Arts Annie and Daniel and Sam, Sitting in a Tree
posted by August 8 at 16:56 PMon
Sometimes artists stick to one subject their entire lives. Other times, subjects seem to stick to artists.
Annie Han and Daniel Mihalyo of Lead Pencil Studio were having a perfectly normal conversation with Philadelphia-based architect Peter Bohlin when he informed them that they were finalists for a project involving Sam Hill.
Yup, that Sam Hill—the eccentric early 20th-century roadbuilder who ended up, in spite of himself and with the help of the Queen Marie of Romania and a modern dancer named Loie Fuller, founding the Maryhill Museum in remotest Washington, near the border of Oregon.
This was the same Hill that the artists lived with for three years in the research, construction, and experience of their terrific outdoor installation that stood across the Columbia River from the museum last summer, Maryhill Double.
“What are the chances?” Han said when she explained the story on the phone just now.
Turns out that, in time for the 2010 Vancouver Winter Olympics, the border-crossing between the U.S. and Canada at Blaine, Washington, needs to be seriously expanded. It will basically be torn out and replaced.
The GSA—which in this region is headed by an art-loving Bush appointee, a Republican art angel, really—will be overseeing the rebuilding, led by Bohlin’s architecture firm. The artist’s names had been thrown into a list of artists from the Washington State Arts Commission roster without their knowing.
And the monument that will remain untouched on the site?
The artists, who operate under the name Lead Pencil Studio (and who won last year’s Stranger Genius Award), have been selected to make a piece for the reconstruction of the border-crossing, on property that butts right up against Hill’s Peace Arch. (No, they are not planning a double.)
“The coincidence is really something, I have to say,” Mihalyo said.
“We just started,” Han said. “We make a proposal on the 30th, three days before we leave for the Rome Prize.” (They’ll be at the American Academy in Rome for 11 months, but can travel back occasionally.)
The budget for the project is about $200,000, and the site was once a fishing ground where four Native American tribes overlapped. Trains roar through it. And it’s the only property in the U.S., Mihalyo said, that’s co-owned by two nations.

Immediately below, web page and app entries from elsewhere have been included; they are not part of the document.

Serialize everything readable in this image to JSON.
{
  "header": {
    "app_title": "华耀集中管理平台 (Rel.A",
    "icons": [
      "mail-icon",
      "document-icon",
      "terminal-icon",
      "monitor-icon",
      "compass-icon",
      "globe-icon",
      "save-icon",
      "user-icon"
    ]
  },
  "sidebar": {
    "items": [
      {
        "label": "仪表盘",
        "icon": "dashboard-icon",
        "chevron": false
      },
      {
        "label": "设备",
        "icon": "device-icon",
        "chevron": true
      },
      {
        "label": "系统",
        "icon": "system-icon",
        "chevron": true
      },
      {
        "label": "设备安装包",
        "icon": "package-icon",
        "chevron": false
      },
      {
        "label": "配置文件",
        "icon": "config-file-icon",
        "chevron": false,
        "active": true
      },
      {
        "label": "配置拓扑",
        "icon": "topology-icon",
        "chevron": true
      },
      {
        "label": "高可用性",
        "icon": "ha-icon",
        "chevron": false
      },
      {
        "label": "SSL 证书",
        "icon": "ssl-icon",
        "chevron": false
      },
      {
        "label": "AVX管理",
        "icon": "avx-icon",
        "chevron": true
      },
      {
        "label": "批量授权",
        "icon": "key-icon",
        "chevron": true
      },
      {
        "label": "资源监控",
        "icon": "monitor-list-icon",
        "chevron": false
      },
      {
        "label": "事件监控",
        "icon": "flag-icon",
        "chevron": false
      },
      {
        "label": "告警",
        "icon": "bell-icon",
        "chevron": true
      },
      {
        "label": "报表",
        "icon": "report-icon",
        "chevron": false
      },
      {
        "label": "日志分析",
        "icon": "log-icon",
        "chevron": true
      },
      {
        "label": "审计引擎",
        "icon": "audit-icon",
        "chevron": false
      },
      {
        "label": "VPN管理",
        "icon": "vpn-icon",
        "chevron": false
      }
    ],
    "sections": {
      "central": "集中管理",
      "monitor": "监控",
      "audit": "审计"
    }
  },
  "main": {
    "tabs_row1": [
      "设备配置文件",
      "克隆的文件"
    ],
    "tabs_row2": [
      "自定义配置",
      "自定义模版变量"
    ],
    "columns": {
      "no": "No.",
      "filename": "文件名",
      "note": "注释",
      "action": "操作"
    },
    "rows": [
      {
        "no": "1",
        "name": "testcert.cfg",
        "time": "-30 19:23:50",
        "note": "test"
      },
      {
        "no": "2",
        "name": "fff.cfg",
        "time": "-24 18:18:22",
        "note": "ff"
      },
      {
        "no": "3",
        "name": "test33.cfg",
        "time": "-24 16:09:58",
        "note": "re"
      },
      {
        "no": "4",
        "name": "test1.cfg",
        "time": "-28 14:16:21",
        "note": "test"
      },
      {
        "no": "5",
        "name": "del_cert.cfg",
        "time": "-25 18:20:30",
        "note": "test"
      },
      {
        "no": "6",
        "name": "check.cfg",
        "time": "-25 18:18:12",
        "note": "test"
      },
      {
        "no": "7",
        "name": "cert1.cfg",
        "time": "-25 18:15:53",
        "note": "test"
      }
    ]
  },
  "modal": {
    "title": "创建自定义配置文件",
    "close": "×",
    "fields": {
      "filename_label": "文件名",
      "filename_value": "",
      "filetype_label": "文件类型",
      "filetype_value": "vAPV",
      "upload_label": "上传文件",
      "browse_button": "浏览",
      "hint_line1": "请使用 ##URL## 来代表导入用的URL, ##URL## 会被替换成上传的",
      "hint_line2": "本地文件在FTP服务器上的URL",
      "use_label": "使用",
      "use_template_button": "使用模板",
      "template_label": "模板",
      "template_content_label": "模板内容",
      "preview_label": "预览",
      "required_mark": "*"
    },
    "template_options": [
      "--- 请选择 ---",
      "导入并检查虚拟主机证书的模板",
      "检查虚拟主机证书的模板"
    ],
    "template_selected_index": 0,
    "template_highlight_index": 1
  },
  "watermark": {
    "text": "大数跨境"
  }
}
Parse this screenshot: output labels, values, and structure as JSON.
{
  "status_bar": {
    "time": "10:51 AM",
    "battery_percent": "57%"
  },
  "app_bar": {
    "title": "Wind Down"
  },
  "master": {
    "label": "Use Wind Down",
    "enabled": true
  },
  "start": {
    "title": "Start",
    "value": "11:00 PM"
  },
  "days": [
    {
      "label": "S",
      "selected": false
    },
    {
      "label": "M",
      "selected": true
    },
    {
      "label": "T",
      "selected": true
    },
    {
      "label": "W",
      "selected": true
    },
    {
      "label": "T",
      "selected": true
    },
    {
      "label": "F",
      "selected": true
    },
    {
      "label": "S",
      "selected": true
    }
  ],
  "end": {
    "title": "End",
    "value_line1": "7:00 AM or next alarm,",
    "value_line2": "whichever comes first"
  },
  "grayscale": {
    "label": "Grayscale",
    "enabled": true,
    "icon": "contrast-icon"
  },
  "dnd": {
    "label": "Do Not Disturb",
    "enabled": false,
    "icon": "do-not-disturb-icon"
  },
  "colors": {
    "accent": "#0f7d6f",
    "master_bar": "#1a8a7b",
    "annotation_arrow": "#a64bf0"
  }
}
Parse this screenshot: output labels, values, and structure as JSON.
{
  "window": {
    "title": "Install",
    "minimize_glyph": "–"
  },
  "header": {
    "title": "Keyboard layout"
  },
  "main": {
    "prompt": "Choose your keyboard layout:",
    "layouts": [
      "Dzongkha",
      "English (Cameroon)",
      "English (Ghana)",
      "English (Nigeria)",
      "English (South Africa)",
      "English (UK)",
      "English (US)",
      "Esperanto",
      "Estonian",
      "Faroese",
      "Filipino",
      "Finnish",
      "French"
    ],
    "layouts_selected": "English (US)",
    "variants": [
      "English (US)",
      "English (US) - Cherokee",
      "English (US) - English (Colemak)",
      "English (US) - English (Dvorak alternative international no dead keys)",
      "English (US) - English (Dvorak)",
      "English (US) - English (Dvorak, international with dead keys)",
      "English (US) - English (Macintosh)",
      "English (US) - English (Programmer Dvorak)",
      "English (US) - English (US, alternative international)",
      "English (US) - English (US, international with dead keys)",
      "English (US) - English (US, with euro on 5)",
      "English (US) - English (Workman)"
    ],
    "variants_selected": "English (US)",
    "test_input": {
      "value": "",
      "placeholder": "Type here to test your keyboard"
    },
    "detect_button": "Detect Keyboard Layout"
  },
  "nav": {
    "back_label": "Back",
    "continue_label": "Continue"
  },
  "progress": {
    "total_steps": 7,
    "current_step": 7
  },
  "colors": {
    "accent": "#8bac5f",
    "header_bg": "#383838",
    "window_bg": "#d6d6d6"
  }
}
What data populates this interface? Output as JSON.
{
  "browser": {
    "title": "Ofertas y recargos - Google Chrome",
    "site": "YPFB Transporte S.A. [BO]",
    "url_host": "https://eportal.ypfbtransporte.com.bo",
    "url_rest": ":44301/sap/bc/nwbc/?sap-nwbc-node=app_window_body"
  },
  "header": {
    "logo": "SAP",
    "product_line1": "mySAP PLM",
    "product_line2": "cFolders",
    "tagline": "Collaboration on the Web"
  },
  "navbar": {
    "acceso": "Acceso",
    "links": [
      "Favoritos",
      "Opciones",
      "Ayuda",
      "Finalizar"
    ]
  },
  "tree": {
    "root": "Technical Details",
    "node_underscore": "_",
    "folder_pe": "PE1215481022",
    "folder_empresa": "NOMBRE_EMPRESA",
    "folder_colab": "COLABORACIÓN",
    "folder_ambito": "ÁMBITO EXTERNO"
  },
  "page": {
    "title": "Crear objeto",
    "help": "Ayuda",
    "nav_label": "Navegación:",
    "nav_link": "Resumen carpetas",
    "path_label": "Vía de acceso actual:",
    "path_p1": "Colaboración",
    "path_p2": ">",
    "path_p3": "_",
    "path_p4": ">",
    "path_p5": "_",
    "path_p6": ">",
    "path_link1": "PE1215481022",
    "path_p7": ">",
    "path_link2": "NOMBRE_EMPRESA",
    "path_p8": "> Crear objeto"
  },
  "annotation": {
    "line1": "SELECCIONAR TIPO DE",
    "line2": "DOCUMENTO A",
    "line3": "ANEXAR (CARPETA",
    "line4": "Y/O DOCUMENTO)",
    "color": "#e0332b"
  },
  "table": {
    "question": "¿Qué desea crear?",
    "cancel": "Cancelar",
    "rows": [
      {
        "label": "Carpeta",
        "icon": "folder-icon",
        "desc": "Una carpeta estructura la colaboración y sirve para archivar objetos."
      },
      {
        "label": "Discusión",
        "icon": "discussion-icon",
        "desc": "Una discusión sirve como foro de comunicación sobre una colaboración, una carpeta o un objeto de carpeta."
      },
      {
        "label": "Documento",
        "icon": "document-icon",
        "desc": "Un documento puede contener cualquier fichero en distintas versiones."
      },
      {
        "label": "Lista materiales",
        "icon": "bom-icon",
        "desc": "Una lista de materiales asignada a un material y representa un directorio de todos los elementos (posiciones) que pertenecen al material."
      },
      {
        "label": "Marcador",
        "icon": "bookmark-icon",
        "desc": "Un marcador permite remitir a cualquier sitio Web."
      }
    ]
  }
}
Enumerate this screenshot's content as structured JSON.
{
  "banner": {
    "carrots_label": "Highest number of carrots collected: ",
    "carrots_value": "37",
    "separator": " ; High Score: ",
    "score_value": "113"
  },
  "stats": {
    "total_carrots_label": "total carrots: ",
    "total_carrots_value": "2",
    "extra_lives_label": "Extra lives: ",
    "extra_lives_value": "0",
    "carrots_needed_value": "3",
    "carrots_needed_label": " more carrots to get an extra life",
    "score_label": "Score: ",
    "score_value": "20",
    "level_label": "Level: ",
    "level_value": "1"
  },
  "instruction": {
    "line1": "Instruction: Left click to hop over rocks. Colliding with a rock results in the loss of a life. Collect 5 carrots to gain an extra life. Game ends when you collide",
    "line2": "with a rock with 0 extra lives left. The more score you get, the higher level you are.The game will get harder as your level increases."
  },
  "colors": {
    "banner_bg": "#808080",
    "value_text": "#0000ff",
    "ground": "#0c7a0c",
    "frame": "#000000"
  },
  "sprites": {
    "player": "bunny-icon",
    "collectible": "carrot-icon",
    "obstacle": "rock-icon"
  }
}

Maryhill Double was only up for three months. It’s remembered only in photographs, videos, memories, and writing. Now it gets another (unwitting) memorial. Sam Hill strikes back.
Maryhill Double - Sky Section, Lambda print, 2007